:: What to work on ::
Show me every line in the listing that has the word "this".

:: Provided data ::
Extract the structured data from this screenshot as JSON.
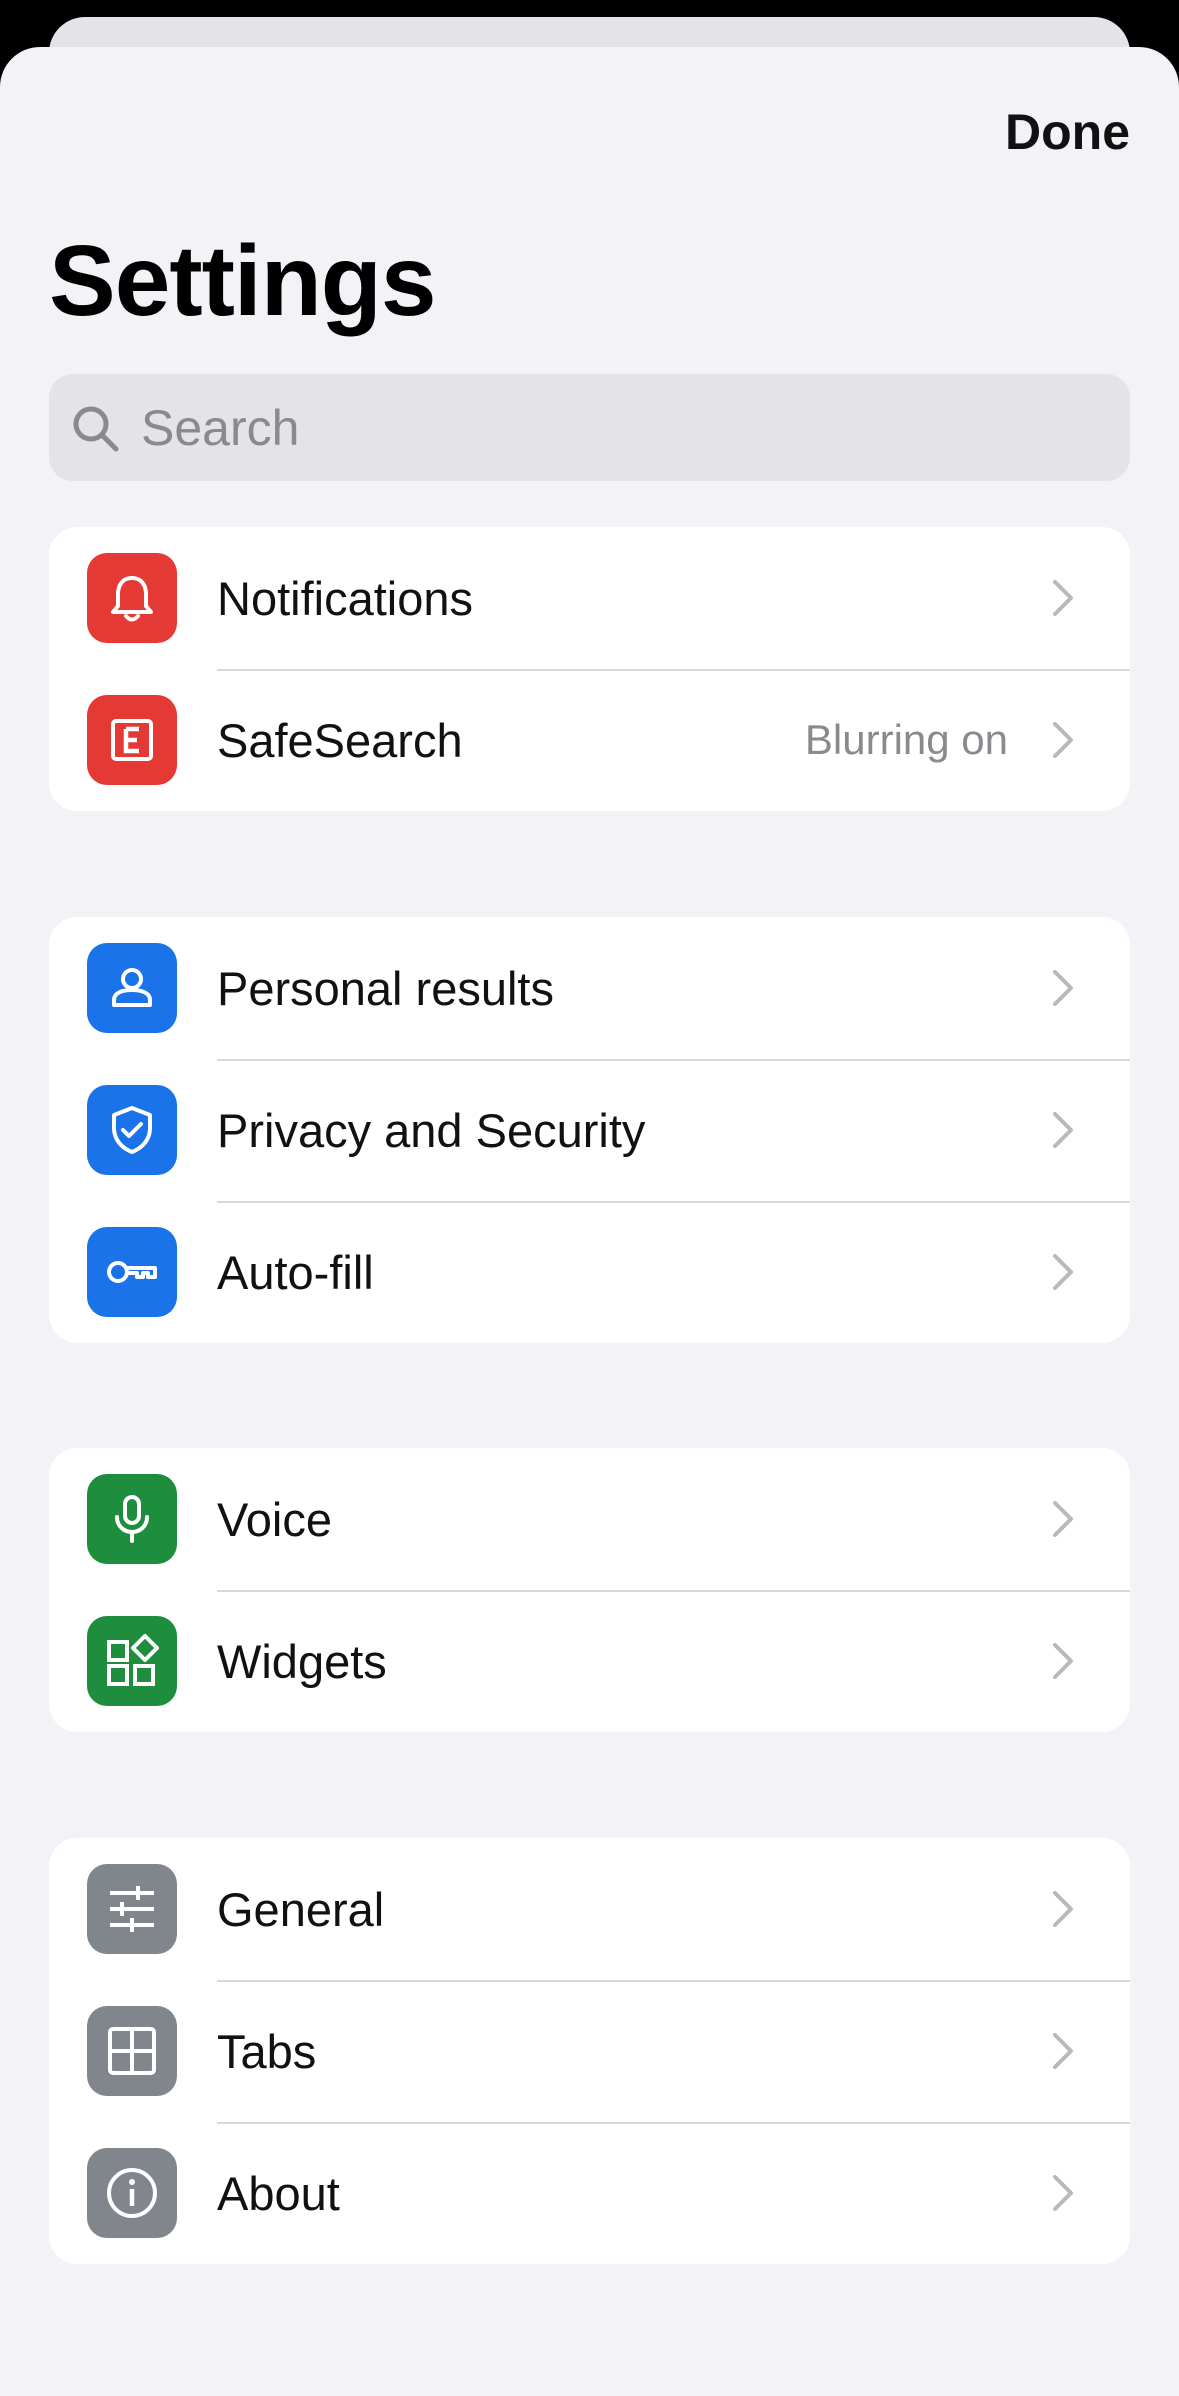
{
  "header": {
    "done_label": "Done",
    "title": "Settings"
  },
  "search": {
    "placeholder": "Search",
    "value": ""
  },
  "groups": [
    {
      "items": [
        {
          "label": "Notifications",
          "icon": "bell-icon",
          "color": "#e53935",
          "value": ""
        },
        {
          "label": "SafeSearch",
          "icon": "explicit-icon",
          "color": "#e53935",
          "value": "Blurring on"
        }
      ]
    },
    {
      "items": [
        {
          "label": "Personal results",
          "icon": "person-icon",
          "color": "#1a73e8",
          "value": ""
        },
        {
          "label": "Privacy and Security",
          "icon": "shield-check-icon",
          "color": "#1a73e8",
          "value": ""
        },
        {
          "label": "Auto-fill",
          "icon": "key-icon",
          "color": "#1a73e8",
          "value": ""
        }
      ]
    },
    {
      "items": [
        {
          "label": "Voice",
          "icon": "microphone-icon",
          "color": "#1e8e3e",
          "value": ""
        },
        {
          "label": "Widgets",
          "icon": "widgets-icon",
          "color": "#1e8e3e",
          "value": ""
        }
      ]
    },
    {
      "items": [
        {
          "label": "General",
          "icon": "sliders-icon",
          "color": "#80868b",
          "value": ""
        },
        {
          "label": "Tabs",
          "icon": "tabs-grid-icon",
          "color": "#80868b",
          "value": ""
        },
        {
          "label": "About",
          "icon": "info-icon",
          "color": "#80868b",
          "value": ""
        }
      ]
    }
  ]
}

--

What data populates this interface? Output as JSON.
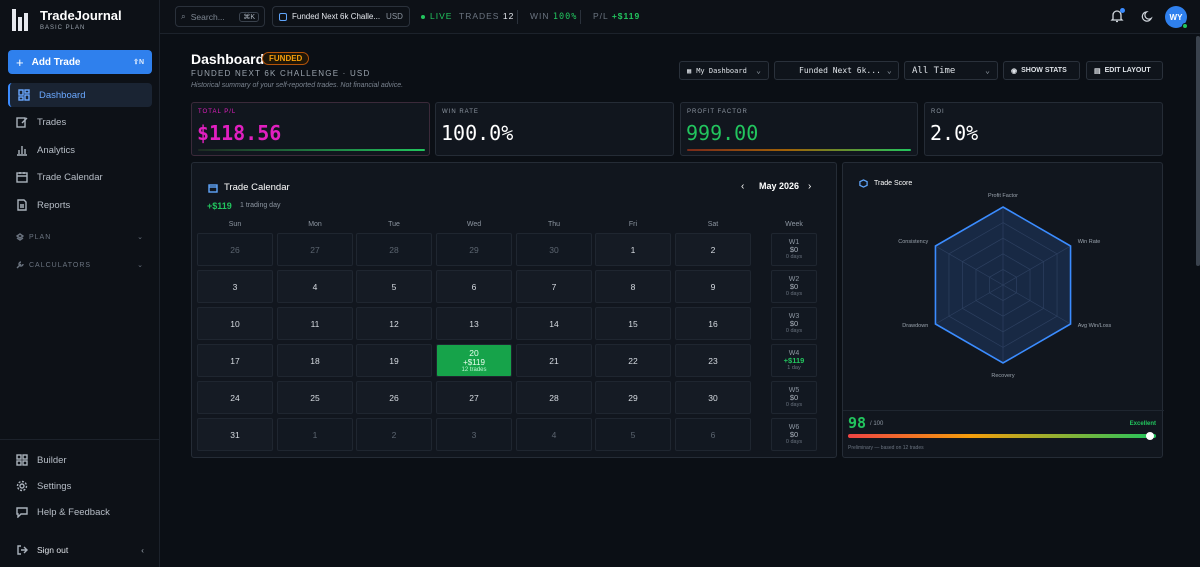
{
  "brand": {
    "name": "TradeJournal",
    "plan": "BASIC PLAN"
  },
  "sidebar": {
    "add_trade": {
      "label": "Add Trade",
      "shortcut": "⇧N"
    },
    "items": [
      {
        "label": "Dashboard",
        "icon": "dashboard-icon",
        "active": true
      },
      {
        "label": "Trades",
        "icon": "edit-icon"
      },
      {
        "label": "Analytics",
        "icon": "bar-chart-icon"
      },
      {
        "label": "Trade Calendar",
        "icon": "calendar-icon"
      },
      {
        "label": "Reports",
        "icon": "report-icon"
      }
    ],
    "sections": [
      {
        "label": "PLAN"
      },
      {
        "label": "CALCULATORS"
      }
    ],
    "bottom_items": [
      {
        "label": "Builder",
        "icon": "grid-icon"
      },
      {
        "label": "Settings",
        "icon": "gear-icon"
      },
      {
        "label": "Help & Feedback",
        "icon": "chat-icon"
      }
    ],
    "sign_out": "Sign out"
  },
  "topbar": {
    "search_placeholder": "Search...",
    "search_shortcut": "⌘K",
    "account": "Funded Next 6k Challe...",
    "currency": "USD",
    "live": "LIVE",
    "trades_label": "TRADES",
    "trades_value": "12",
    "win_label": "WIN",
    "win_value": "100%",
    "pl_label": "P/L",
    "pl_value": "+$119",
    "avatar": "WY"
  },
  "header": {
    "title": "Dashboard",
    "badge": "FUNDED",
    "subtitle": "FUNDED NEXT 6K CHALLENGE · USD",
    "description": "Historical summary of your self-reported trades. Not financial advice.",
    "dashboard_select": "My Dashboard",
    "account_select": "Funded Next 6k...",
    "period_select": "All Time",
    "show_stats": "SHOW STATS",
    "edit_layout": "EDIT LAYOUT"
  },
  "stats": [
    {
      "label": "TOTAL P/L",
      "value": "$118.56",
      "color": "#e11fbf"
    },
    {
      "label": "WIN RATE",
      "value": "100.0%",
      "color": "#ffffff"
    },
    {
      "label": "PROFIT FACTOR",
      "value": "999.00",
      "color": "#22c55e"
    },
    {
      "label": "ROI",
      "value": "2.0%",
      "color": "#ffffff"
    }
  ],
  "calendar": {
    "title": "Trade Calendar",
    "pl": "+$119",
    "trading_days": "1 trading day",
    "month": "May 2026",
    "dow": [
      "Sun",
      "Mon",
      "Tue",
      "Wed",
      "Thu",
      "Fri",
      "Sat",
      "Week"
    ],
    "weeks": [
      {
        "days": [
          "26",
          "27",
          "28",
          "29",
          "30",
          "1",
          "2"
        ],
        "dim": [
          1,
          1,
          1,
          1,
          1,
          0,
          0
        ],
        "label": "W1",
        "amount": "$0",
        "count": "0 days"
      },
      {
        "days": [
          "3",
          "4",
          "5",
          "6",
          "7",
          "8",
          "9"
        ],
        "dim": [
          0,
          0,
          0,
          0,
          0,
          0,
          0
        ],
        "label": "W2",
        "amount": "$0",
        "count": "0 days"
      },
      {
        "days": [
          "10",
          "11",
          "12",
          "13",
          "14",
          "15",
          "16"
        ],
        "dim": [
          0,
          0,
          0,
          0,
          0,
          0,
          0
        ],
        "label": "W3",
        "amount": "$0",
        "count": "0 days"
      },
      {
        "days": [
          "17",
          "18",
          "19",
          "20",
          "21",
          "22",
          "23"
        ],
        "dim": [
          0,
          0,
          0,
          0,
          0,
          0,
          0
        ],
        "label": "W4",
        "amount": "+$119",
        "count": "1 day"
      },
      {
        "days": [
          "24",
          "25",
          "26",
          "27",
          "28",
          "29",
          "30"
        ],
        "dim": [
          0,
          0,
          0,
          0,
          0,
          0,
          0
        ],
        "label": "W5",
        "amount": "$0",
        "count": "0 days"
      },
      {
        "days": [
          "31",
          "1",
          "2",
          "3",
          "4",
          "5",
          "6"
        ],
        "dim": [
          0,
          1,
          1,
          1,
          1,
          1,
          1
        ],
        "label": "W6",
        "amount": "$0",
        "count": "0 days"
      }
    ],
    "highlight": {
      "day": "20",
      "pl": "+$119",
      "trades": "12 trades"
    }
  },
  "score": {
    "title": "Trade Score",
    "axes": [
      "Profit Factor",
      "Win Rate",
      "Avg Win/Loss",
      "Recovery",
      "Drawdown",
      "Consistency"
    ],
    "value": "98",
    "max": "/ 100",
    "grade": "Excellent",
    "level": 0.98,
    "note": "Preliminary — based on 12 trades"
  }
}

:: Task response ::
Extract the structured data from this screenshot as JSON.
What data populates this interface? Output as JSON.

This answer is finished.